==== Input for this task

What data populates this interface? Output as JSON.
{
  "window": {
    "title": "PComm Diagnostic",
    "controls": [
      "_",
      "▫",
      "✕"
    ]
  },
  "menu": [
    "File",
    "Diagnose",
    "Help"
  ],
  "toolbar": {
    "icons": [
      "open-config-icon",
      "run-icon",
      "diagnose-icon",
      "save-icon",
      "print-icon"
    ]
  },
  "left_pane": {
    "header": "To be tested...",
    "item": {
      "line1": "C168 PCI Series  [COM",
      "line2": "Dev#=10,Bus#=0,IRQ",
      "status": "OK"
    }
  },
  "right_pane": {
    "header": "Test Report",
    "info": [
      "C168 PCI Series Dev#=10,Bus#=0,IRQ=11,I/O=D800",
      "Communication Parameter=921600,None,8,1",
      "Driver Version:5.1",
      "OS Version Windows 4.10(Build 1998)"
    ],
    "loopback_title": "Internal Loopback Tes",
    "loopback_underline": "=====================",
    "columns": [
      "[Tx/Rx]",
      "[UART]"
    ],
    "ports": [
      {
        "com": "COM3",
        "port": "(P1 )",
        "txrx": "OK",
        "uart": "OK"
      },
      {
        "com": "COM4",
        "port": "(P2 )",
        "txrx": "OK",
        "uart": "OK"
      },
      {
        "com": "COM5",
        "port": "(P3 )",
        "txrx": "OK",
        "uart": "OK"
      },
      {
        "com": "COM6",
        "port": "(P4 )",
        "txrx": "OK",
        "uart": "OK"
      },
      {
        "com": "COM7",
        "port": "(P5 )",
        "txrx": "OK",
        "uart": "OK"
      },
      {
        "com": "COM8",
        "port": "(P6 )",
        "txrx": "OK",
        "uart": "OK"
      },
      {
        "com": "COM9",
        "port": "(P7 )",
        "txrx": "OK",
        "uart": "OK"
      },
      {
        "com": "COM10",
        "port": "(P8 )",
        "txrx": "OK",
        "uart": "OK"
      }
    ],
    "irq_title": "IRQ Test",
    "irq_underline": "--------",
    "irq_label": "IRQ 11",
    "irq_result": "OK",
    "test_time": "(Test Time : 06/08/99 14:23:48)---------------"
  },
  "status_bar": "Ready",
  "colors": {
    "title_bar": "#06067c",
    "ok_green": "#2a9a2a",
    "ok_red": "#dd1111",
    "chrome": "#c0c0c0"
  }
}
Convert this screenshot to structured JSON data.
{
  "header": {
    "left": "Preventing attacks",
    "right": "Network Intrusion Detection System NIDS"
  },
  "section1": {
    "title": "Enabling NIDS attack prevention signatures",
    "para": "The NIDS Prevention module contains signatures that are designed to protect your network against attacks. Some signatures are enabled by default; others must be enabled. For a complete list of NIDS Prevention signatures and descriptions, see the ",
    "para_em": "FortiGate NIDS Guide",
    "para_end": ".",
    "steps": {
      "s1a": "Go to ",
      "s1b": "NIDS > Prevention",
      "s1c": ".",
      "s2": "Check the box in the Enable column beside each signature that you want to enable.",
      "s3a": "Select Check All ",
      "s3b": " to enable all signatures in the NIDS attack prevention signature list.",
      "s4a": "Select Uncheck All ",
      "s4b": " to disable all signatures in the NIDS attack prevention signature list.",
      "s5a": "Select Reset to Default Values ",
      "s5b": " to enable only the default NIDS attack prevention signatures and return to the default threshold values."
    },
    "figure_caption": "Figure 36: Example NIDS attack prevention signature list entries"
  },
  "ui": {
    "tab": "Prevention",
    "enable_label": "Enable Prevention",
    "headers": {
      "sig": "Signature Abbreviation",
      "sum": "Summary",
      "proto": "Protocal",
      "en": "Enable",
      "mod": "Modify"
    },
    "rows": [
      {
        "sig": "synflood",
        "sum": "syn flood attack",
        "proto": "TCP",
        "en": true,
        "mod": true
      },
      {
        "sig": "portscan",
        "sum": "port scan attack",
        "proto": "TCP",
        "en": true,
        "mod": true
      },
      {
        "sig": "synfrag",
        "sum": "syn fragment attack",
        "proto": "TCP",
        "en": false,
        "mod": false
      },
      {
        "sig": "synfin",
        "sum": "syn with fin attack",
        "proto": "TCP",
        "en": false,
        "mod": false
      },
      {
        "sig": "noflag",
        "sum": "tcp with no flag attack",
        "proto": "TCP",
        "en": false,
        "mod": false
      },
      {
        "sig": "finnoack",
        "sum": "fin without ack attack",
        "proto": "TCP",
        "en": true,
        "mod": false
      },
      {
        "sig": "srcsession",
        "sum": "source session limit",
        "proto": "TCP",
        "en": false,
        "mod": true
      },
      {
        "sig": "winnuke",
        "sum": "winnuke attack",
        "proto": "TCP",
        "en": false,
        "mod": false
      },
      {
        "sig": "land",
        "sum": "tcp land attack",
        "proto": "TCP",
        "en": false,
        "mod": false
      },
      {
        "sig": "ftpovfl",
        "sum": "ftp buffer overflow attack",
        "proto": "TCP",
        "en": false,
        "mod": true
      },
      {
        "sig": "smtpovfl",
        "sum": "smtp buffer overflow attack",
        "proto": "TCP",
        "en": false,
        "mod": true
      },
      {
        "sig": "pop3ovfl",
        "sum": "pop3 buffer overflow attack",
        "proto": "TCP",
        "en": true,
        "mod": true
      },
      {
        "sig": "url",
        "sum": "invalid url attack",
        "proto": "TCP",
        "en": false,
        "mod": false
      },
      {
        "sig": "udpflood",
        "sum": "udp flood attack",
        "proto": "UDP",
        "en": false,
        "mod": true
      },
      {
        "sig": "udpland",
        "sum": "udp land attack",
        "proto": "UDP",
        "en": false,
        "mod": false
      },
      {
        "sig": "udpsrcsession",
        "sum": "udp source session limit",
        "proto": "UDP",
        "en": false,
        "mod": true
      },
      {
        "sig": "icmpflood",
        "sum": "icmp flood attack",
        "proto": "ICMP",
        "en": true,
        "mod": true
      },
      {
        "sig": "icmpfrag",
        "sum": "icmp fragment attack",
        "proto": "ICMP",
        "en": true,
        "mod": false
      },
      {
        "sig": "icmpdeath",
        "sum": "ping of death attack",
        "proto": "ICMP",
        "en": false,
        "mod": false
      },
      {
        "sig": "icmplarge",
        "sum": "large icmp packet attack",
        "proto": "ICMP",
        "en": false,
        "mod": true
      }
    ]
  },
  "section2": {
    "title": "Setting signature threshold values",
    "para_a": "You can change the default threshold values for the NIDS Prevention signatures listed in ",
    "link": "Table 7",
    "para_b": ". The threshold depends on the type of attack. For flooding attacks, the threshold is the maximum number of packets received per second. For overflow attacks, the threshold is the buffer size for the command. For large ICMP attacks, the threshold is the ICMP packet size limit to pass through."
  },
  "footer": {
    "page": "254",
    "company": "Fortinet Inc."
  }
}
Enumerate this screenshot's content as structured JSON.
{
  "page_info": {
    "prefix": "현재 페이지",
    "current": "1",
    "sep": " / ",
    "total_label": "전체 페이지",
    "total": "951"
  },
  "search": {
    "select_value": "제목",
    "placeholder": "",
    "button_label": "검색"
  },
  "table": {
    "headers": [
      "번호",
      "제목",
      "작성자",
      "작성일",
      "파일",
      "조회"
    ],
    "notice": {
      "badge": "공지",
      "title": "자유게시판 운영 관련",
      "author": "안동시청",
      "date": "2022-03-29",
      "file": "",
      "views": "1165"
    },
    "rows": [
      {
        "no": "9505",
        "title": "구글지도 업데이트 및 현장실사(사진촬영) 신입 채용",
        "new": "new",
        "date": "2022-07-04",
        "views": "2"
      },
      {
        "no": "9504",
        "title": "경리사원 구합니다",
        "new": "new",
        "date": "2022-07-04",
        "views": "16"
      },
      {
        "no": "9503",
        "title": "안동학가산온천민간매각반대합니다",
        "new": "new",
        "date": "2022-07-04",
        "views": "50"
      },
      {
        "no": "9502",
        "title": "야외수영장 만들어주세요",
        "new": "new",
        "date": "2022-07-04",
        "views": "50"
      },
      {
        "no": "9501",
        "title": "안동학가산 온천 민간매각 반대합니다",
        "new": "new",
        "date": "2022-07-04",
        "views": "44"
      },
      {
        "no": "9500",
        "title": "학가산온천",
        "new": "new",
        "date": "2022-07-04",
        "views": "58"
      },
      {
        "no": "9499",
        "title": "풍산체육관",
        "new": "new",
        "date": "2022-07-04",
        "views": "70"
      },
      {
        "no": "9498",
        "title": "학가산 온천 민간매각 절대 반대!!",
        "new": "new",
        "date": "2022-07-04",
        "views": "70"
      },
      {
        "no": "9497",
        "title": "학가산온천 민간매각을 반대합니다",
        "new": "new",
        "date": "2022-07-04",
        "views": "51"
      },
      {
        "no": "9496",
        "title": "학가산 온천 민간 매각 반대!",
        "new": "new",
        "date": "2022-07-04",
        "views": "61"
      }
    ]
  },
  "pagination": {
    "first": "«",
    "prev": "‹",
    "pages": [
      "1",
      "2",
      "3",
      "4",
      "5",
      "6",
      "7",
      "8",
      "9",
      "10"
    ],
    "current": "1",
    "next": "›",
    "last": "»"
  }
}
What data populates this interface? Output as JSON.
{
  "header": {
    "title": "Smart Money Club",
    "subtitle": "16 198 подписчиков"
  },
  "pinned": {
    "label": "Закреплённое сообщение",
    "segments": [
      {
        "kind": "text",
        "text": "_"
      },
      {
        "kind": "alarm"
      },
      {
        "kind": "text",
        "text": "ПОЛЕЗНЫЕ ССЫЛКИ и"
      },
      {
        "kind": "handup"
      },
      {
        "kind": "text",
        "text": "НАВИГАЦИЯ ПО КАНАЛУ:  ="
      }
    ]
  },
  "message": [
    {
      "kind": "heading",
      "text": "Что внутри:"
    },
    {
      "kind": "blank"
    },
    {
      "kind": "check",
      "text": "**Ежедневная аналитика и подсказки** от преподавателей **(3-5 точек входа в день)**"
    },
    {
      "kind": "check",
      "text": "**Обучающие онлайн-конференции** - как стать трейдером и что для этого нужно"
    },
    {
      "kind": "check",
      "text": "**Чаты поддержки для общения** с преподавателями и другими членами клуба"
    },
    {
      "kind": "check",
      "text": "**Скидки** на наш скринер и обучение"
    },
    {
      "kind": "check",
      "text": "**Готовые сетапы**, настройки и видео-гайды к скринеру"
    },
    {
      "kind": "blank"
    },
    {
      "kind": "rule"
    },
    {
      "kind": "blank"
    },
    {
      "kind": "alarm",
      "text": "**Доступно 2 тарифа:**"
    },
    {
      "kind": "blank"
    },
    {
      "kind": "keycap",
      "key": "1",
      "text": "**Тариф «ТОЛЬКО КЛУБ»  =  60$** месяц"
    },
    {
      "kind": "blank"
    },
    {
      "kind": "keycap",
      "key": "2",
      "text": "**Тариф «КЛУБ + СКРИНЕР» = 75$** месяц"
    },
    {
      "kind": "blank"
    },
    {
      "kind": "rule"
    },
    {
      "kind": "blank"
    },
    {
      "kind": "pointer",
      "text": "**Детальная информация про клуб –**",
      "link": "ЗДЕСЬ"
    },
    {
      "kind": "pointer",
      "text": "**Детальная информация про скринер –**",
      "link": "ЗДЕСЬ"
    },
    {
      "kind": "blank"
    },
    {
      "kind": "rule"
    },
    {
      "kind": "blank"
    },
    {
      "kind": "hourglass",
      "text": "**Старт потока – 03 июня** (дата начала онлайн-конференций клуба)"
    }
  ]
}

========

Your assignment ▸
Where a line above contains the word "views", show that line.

Written solution ▸
      "views": "1165"
        "views": "2"
        "views": "16"
        "views": "50"
        "views": "50"
        "views": "44"
        "views": "58"
        "views": "70"
        "views": "70"
        "views": "51"
        "views": "61"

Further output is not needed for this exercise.